Injection molding has been an important manufacturing process for decades. The process can be used to make a wide variety of products rapidly and on a large scale. Most manufacturers and product developers understand the benefits of using plastic injection molding for their parts, components, and products, but lots of people don’t know how many different types of injection molding they have to choose from. One of the more popular types of injection molding is structural foam molding. Understanding the specifics of this process and how it varies from other types of injection molding can help you make a more informed decision for your parts and products.
WHAT IS STRUCTURAL FOAM MOLDING?
During the structural foam molding process, inert gas is added to a melted polymer as it’s injected into the mold. The gas component forces the melted polymer into the mold, creating a more uniform thickness throughout the mold. When the part cools, a solid skin forms against the mold and a honeycomb structure develops to form the interior structure. This honeycomb structure prevents shrinkage and allows manufacturers to reduce product weight without compromising structural integrity.
There are a number of reasons why your manufacturer may choose structural foam molding instead of traditional injection molding.
- Increased strength: The honeycomb structure that’s created during the structural foam molding process results in a very high strength-to-weight ratio for parts and products compared with traditional injection molding. Structural foam molded parts are much more resistant to impact and are suitable for a wide variety of applications. Products made with structural foam molding can even be used in place of concrete, sheet metal, fiberglass, or wood.
- Improved aesthetics: Structural foam molding can result in higher quality products than traditional injection molding in some cases. Create thick and intricate parts and components without creating any depressions or sink marks. In addition, the low-pressure process reduces stress and warpage issues. Structural molded parts tend to have a much more polished, consistent surface finish that pick up your desired texture well.
- More mold options: Due to the pressure associated with traditional injection molding, aluminum molds aren’t always suitable.

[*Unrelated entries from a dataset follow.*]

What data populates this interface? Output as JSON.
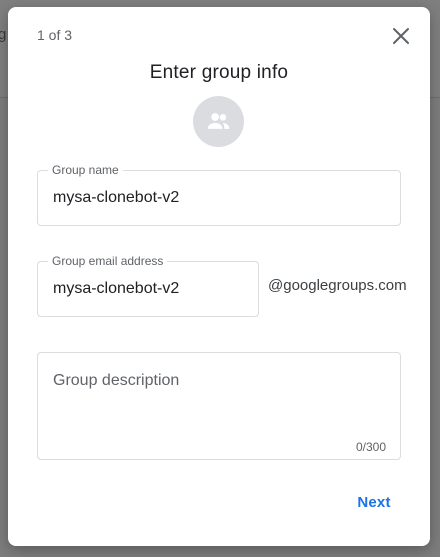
{
  "background": {
    "fragment_text": "g"
  },
  "dialog": {
    "step_indicator": "1 of 3",
    "title": "Enter group info",
    "close_icon": "close-icon",
    "avatar_icon": "group-icon",
    "group_name": {
      "label": "Group name",
      "value": "mysa-clonebot-v2"
    },
    "group_email": {
      "label": "Group email address",
      "value": "mysa-clonebot-v2",
      "domain_suffix": "@googlegroups.com"
    },
    "group_description": {
      "placeholder": "Group description",
      "value": "",
      "counter": "0/300"
    },
    "next_label": "Next"
  },
  "colors": {
    "accent": "#1a73e8",
    "scrim": "#7d7d7d",
    "border": "#dadce0",
    "text_secondary": "#5f6368"
  }
}
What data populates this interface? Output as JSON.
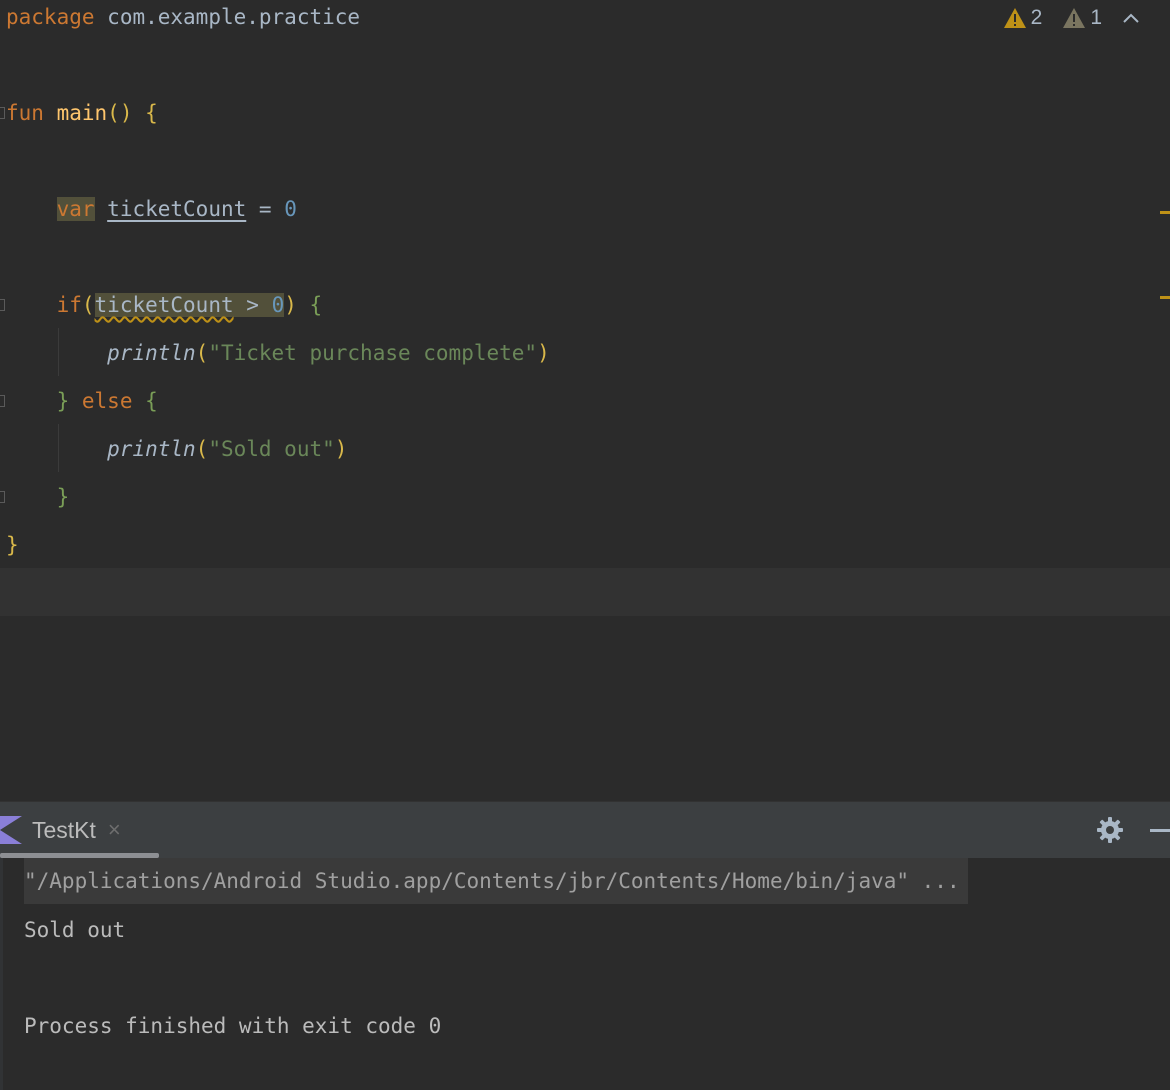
{
  "editor": {
    "package_kw": "package",
    "package_name": "com.example.practice",
    "fun_kw": "fun",
    "fun_name": "main",
    "fun_parens": "()",
    "open_brace": "{",
    "var_kw": "var",
    "var_name": "ticketCount",
    "assign": "=",
    "zero": "0",
    "if_kw": "if",
    "if_open": "(",
    "if_var": "ticketCount",
    "if_op": ">",
    "if_zero": "0",
    "if_close": ")",
    "if_brace": "{",
    "println": "println",
    "paren_open": "(",
    "paren_close": ")",
    "str_complete": "\"Ticket purchase complete\"",
    "close_brace": "}",
    "else_kw": "else",
    "else_brace": "{",
    "str_soldout": "\"Sold out\"",
    "inner_close": "}",
    "outer_close": "}"
  },
  "inspection": {
    "warnings_count": "2",
    "weak_warnings_count": "1",
    "warning_color": "#be9117"
  },
  "run_panel": {
    "tab_label": "TestKt",
    "tab_close": "×",
    "command": "\"/Applications/Android Studio.app/Contents/jbr/Contents/Home/bin/java\" ...",
    "output": "Sold out",
    "exit_message": "Process finished with exit code 0"
  },
  "icons": [
    "warning-icon",
    "weak-warning-icon",
    "chevron-up-icon",
    "kotlin-icon",
    "close-icon",
    "gear-icon",
    "minimize-icon"
  ]
}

Since structural foam molding is a lower pressure process, aluminum molds can be used. Aluminum molds are less expensive to use and can last a long time since they aren’t under a significant amount of pressure from the molding process.
You can find out more about your injection molding options by contacting the team at KASO Plastics. We specialize in injection molding and engineering services to help you achieve your vision for product design and manufacturing. Give us a call or contact us online to learn more about the services that we offer.